6. where awards are reliant upon a minimum wage or some other specified amount for the purpose of calculating the annual leave loading whether the annual leave loading should be converted to a loading being 17.5% of the relevant award rate;

7. any award variations required to be made as a result of the conference process will require a separate application made for that purpose.

[18] As can be seen we propose a cautious approach, under the direction of the Commission, to ensure the implementation of a new minimum wage does not impose an additional cost burden on employers but provides employees with a minimum wage consistent with employees in all other States.

[19] In due course members of the commission will issue orders, in their respective areas of responsibility, giving effect to this decision.


P L Leary

Ms L Fitzgerald for the Tasmanian Trades and Labor Council
Mr P Tullgren for the Australian Liquor, Hospitality and Miscellaneous Workers Union - Tasmanian Branch
Mr P Griffin for the Shop, Distributive and Allied Employees Association, Tasmanian Branch
Mr T Kleyn for the Health Services Union of Australia, Tasmania No 1 Branch
Mr I Paterson for the Australian Municipal, Administrative, Clerical & Services Union
Mr M Watson for the Tasmanian Chamber of Commerce and Industry Ltd, the Tasmanian Farmers and Graziers Employers Association Inc., the Australian Retailers Association Tasmanian Division and the Victorian Automobile Chamber of Commerce with Mr N Behrens.
Mr T Pearce intervening on behalf of the Minister for Industrial Relations

Date and place of hearing:
July 5

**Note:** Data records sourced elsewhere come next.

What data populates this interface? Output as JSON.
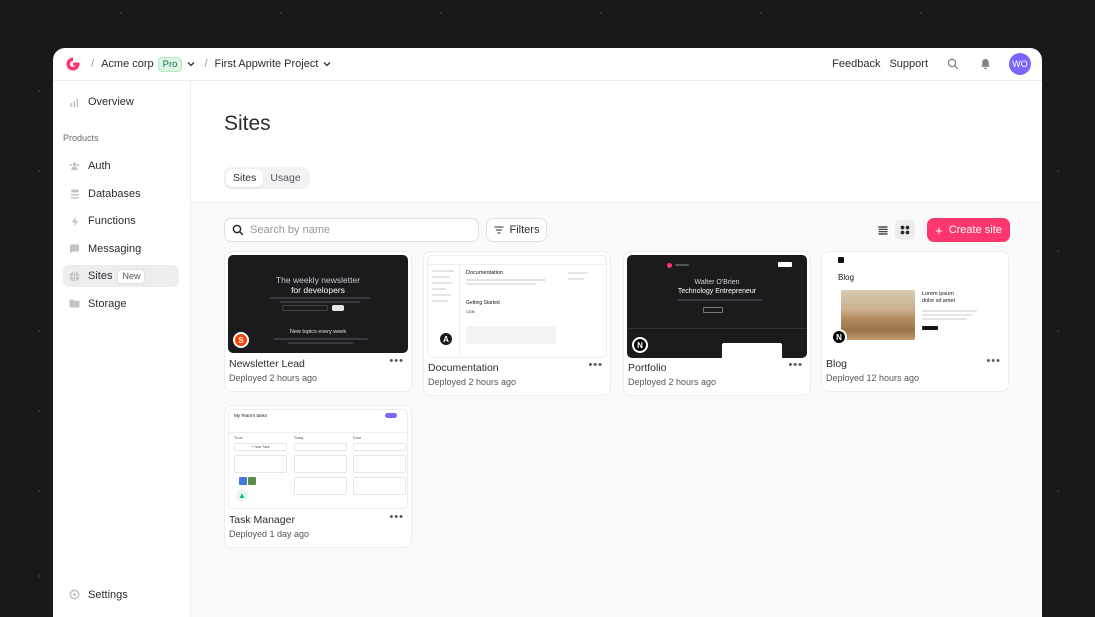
{
  "header": {
    "org_name": "Acme corp",
    "org_plan": "Pro",
    "project_name": "First Appwrite Project",
    "feedback_label": "Feedback",
    "support_label": "Support",
    "avatar_initials": "WO"
  },
  "sidebar": {
    "overview": "Overview",
    "section_products": "Products",
    "items": [
      {
        "label": "Auth",
        "icon": "users-icon"
      },
      {
        "label": "Databases",
        "icon": "database-icon"
      },
      {
        "label": "Functions",
        "icon": "lightning-icon"
      },
      {
        "label": "Messaging",
        "icon": "chat-icon"
      },
      {
        "label": "Sites",
        "icon": "globe-icon",
        "badge": "New",
        "active": true
      },
      {
        "label": "Storage",
        "icon": "folder-icon"
      }
    ],
    "settings": "Settings"
  },
  "page": {
    "title": "Sites",
    "tabs": [
      {
        "label": "Sites",
        "active": true
      },
      {
        "label": "Usage",
        "active": false
      }
    ],
    "search_placeholder": "Search by name",
    "filters_label": "Filters",
    "create_label": "Create site",
    "accent_color": "#fd366e"
  },
  "sites": [
    {
      "name": "Newsletter Lead",
      "deployed": "Deployed 2 hours ago",
      "framework_icon": "svelte-icon",
      "thumb": {
        "heading_1": "The weekly newsletter",
        "heading_2": "for developers",
        "sub": "New topics every week"
      }
    },
    {
      "name": "Documentation",
      "deployed": "Deployed 2 hours ago",
      "framework_icon": "astro-icon",
      "thumb": {
        "heading": "Documentation",
        "section": "Getting Started",
        "sub": "CDN"
      }
    },
    {
      "name": "Portfolio",
      "deployed": "Deployed 2 hours ago",
      "framework_icon": "nextjs-icon",
      "thumb": {
        "heading_1": "Walter O'Brien",
        "heading_2": "Technology Entrepreneur"
      }
    },
    {
      "name": "Blog",
      "deployed": "Deployed 12 hours ago",
      "framework_icon": "nextjs-icon",
      "thumb": {
        "heading": "Blog",
        "post_title_1": "Lorem ipsum",
        "post_title_2": "dolor sit amet"
      }
    },
    {
      "name": "Task Manager",
      "deployed": "Deployed 1 day ago",
      "framework_icon": "nuxt-icon",
      "thumb": {
        "heading": "My Team's tasks",
        "col_1": "To do",
        "col_2": "Today",
        "col_3": "Done",
        "new_task": "+ New Task"
      }
    }
  ]
}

Awards Varied:
Aerated Waters
Architects (Private Industry)
Australian Cement Holdings Enterprise
Automotive Industries and Correction (11.8.2003) and Correction (5.9.2003)
Baking Industry
Barristers and Solicitors
Broadcasting and Television
Building and Construction Industry and Correction Order
Building Trades
Business Services and Correction Order
Butter and Cheesemakers
Catholic Education
Child Care and Childrens Services
Clay and Mud Products
Cleaning and Property Services
Clerical and Administrative Employees (Private Sector)
Clothing Industry
Community Services and Correction Order
Concrete Products
Dairy Processing
Dental Employees
Disability Service Providers
Draughting and Technical Officers (Private Industry)
Electrical/Electronic Trades (Public Sector)
Estate Agents
Farming and Fruit Growing
Fibreglass and Plastics
Fish, Aquaculture and Marine Products
Fuel Merchants
Furnishing Trades
General Conditions of Employment
Hairdressing, Health & Beauty
Health and Fitness Centres
Hotels, Resorts, Hospitality and Motels
Independent Schools (Non-Teaching Staff)
Independent Schools (Teachers) Tasmania
Laundry and Dry Cleaning
Leather, Canvas and Sheet Plastic Fabrication and Correction Order
Licensed Clubs and Correction Order
Meat Processing Industry
Meat Retailing
Medical Diagnostic Services (Private Sector)
Medical Practitioners (Private Sector)
Metal and Engineering Industry
Metal Trades (State Employees)
Miscellaneous Workers
Miscellaneous Workers (Public Sector)
Monumental Masons
National Training Wage (Tasmanian Private Sector)
North West Water Authority Enterprise
Nursing Homes
Optical Industries
Parliamentary Staff
Pasminco Hobart Smelter Enterprise
Photographic Industry and Correction Order
Plant Nurseries and Correction Order
Port Arthur Authority
Printing Authority of Tasmania
Professional Engineers and Scientists (Private Industry)
Public Accountants
Public Vehicles
Quarrying and Lime Processing
Restaurant Keepers Award
Retail Pharmacy
Retail Trades Award
Rubber Trades
Security Industry
Shearing Industry
Shellfish Industry
Silviculture and Afforestation
Southern Regional Cemetery Trust Staff
Surveyors (Private Industry)
Timber Merchants
Totalizator Agency
Veterinary Services
Wholesale Pharmaceutical
Wholesale Plant Bakeries
Wholesale Trades